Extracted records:
______

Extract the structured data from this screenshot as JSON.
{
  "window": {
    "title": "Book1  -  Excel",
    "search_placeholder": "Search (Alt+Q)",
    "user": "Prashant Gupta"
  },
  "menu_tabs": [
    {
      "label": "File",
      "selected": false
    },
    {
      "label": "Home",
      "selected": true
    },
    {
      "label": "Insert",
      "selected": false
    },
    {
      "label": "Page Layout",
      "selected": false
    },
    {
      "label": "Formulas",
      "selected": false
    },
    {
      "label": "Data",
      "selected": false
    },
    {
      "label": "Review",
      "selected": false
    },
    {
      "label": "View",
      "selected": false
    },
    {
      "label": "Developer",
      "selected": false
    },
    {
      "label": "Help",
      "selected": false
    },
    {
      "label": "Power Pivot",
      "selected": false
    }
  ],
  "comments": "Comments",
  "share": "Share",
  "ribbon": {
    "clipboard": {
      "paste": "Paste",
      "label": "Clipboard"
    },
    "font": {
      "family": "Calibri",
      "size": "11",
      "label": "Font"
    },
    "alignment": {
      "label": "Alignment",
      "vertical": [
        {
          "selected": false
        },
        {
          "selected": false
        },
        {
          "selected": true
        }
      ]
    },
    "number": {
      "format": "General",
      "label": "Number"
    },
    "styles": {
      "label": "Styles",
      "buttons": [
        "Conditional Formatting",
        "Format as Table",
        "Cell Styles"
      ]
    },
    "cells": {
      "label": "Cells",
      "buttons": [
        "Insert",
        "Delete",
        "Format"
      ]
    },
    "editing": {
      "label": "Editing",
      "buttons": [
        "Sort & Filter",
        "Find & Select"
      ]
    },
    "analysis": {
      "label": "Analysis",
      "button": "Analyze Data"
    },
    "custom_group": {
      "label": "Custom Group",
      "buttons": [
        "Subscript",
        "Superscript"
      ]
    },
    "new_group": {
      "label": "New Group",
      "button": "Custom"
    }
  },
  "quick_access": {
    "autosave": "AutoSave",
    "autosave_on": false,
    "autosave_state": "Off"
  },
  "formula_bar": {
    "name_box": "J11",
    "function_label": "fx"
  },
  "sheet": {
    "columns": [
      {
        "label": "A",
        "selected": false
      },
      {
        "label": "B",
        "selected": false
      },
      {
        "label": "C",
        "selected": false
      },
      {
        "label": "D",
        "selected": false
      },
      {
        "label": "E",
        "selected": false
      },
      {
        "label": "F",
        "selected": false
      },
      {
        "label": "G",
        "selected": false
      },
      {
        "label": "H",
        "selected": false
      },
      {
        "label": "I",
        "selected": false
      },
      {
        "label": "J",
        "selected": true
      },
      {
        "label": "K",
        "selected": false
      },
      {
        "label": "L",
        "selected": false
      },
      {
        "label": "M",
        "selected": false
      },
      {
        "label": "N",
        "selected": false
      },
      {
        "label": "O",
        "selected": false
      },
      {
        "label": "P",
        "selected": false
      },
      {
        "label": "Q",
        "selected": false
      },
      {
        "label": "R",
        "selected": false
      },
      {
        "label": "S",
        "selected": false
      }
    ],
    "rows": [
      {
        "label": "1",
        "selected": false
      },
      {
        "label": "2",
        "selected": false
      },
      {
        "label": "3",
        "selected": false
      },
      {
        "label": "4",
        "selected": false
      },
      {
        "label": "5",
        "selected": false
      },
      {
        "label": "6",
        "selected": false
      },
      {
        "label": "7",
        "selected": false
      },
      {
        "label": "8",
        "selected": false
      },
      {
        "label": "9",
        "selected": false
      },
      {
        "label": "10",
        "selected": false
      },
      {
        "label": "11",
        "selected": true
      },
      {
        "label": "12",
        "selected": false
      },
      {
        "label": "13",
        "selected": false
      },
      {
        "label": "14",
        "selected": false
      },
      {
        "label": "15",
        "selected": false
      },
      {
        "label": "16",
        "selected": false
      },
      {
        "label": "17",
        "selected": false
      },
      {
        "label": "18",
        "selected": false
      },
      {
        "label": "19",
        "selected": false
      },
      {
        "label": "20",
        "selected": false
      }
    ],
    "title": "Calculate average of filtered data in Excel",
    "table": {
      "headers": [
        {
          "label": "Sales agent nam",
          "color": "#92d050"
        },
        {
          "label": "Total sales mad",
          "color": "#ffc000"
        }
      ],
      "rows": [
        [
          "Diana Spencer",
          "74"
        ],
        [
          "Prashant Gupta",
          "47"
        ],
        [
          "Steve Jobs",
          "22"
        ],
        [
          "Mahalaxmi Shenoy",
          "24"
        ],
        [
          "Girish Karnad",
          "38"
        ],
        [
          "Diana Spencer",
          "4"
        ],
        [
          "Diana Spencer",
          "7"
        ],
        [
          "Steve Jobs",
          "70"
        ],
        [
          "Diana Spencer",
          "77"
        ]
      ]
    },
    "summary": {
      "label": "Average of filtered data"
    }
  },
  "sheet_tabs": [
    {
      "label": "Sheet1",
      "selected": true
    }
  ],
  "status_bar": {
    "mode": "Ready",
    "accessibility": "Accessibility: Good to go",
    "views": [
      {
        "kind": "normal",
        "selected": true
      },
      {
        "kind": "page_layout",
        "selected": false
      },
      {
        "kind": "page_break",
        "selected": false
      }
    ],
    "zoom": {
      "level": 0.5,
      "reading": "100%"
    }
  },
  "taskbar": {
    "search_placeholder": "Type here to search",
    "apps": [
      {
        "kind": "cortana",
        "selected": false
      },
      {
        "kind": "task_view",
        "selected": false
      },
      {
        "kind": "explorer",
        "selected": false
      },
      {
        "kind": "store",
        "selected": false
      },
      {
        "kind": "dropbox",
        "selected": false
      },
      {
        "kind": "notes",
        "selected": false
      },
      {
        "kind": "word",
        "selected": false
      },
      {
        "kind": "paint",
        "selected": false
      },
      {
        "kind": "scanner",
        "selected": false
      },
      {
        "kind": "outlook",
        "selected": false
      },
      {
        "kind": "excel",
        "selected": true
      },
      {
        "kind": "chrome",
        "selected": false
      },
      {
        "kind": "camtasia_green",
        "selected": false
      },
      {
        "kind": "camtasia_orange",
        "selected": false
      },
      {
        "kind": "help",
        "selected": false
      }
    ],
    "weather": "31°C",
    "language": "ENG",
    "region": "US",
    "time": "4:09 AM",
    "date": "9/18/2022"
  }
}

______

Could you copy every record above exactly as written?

Extract the structured data from this screenshot as JSON.
{
  "window": {
    "title": "Book1  -  Excel",
    "search_placeholder": "Search (Alt+Q)",
    "user": "Prashant Gupta"
  },
  "menu_tabs": [
    {
      "label": "File",
      "selected": false
    },
    {
      "label": "Home",
      "selected": true
    },
    {
      "label": "Insert",
      "selected": false
    },
    {
      "label": "Page Layout",
      "selected": false
    },
    {
      "label": "Formulas",
      "selected": false
    },
    {
      "label": "Data",
      "selected": false
    },
    {
      "label": "Review",
      "selected": false
    },
    {
      "label": "View",
      "selected": false
    },
    {
      "label": "Developer",
      "selected": false
    },
    {
      "label": "Help",
      "selected": false
    },
    {
      "label": "Power Pivot",
      "selected": false
    }
  ],
  "comments": "Comments",
  "share": "Share",
  "ribbon": {
    "clipboard": {
      "paste": "Paste",
      "label": "Clipboard"
    },
    "font": {
      "family": "Calibri",
      "size": "11",
      "label": "Font"
    },
    "alignment": {
      "label": "Alignment",
      "vertical": [
        {
          "selected": false
        },
        {
          "selected": false
        },
        {
          "selected": true
        }
      ]
    },
    "number": {
      "format": "General",
      "label": "Number"
    },
    "styles": {
      "label": "Styles",
      "buttons": [
        "Conditional Formatting",
        "Format as Table",
        "Cell Styles"
      ]
    },
    "cells": {
      "label": "Cells",
      "buttons": [
        "Insert",
        "Delete",
        "Format"
      ]
    },
    "editing": {
      "label": "Editing",
      "buttons": [
        "Sort & Filter",
        "Find & Select"
      ]
    },
    "analysis": {
      "label": "Analysis",
      "button": "Analyze Data"
    },
    "custom_group": {
      "label": "Custom Group",
      "buttons": [
        "Subscript",
        "Superscript"
      ]
    },
    "new_group": {
      "label": "New Group",
      "button": "Custom"
    }
  },
  "quick_access": {
    "autosave": "AutoSave",
    "autosave_on": false,
    "autosave_state": "Off"
  },
  "formula_bar": {
    "name_box": "J11",
    "function_label": "fx"
  },
  "sheet": {
    "columns": [
      {
        "label": "A",
        "selected": false
      },
      {
        "label": "B",
        "selected": false
      },
      {
        "label": "C",
        "selected": false
      },
      {
        "label": "D",
        "selected": false
      },
      {
        "label": "E",
        "selected": false
      },
      {
        "label": "F",
        "selected": false
      },
      {
        "label": "G",
        "selected": false
      },
      {
        "label": "H",
        "selected": false
      },
      {
        "label": "I",
        "selected": false
      },
      {
        "label": "J",
        "selected": true
      },
      {
        "label": "K",
        "selected": false
      },
      {
        "label": "L",
        "selected": false
      },
      {
        "label": "M",
        "selected": false
      },
      {
        "label": "N",
        "selected": false
      },
      {
        "label": "O",
        "selected": false
      },
      {
        "label": "P",
        "selected": false
      },
      {
        "label": "Q",
        "selected": false
      },
      {
        "label": "R",
        "selected": false
      },
      {
        "label": "S",
        "selected": false
      }
    ],
    "rows": [
      {
        "label": "1",
        "selected": false
      },
      {
        "label": "2",
        "selected": false
      },
      {
        "label": "3",
        "selected": false
      },
      {
        "label": "4",
        "selected": false
      },
      {
        "label": "5",
        "selected": false
      },
      {
        "label": "6",
        "selected": false
      },
      {
        "label": "7",
        "selected": false
      },
      {
        "label": "8",
        "selected": false
      },
      {
        "label": "9",
        "selected": false
      },
      {
        "label": "10",
        "selected": false
      },
      {
        "label": "11",
        "selected": true
      },
      {
        "label": "12",
        "selected": false
      },
      {
        "label": "13",
        "selected": false
      },
      {
        "label": "14",
        "selected": false
      },
      {
        "label": "15",
        "selected": false
      },
      {
        "label": "16",
        "selected": false
      },
      {
        "label": "17",
        "selected": false
      },
      {
        "label": "18",
        "selected": false
      },
      {
        "label": "19",
        "selected": false
      },
      {
        "label": "20",
        "selected": false
      }
    ],
    "title": "Calculate average of filtered data in Excel",
    "table": {
      "headers": [
        {
          "label": "Sales agent nam",
          "color": "#92d050"
        },
        {
          "label": "Total sales mad",
          "color": "#ffc000"
        }
      ],
      "rows": [
        [
          "Diana Spencer",
          "74"
        ],
        [
          "Prashant Gupta",
          "47"
        ],
        [
          "Steve Jobs",
          "22"
        ],
        [
          "Mahalaxmi Shenoy",
          "24"
        ],
        [
          "Girish Karnad",
          "38"
        ],
        [
          "Diana Spencer",
          "4"
        ],
        [
          "Diana Spencer",
          "7"
        ],
        [
          "Steve Jobs",
          "70"
        ],
        [
          "Diana Spencer",
          "77"
        ]
      ]
    },
    "summary": {
      "label": "Average of filtered data"
    }
  },
  "sheet_tabs": [
    {
      "label": "Sheet1",
      "selected": true
    }
  ],
  "status_bar": {
    "mode": "Ready",
    "accessibility": "Accessibility: Good to go",
    "views": [
      {
        "kind": "normal",
        "selected": true
      },
      {
        "kind": "page_layout",
        "selected": false
      },
      {
        "kind": "page_break",
        "selected": false
      }
    ],
    "zoom": {
      "level": 0.5,
      "reading": "100%"
    }
  },
  "taskbar": {
    "search_placeholder": "Type here to search",
    "apps": [
      {
        "kind": "cortana",
        "selected": false
      },
      {
        "kind": "task_view",
        "selected": false
      },
      {
        "kind": "explorer",
        "selected": false
      },
      {
        "kind": "store",
        "selected": false
      },
      {
        "kind": "dropbox",
        "selected": false
      },
      {
        "kind": "notes",
        "selected": false
      },
      {
        "kind": "word",
        "selected": false
      },
      {
        "kind": "paint",
        "selected": false
      },
      {
        "kind": "scanner",
        "selected": false
      },
      {
        "kind": "outlook",
        "selected": false
      },
      {
        "kind": "excel",
        "selected": true
      },
      {
        "kind": "chrome",
        "selected": false
      },
      {
        "kind": "camtasia_green",
        "selected": false
      },
      {
        "kind": "camtasia_orange",
        "selected": false
      },
      {
        "kind": "help",
        "selected": false
      }
    ],
    "weather": "31°C",
    "language": "ENG",
    "region": "US",
    "time": "4:09 AM",
    "date": "9/18/2022"
  }
}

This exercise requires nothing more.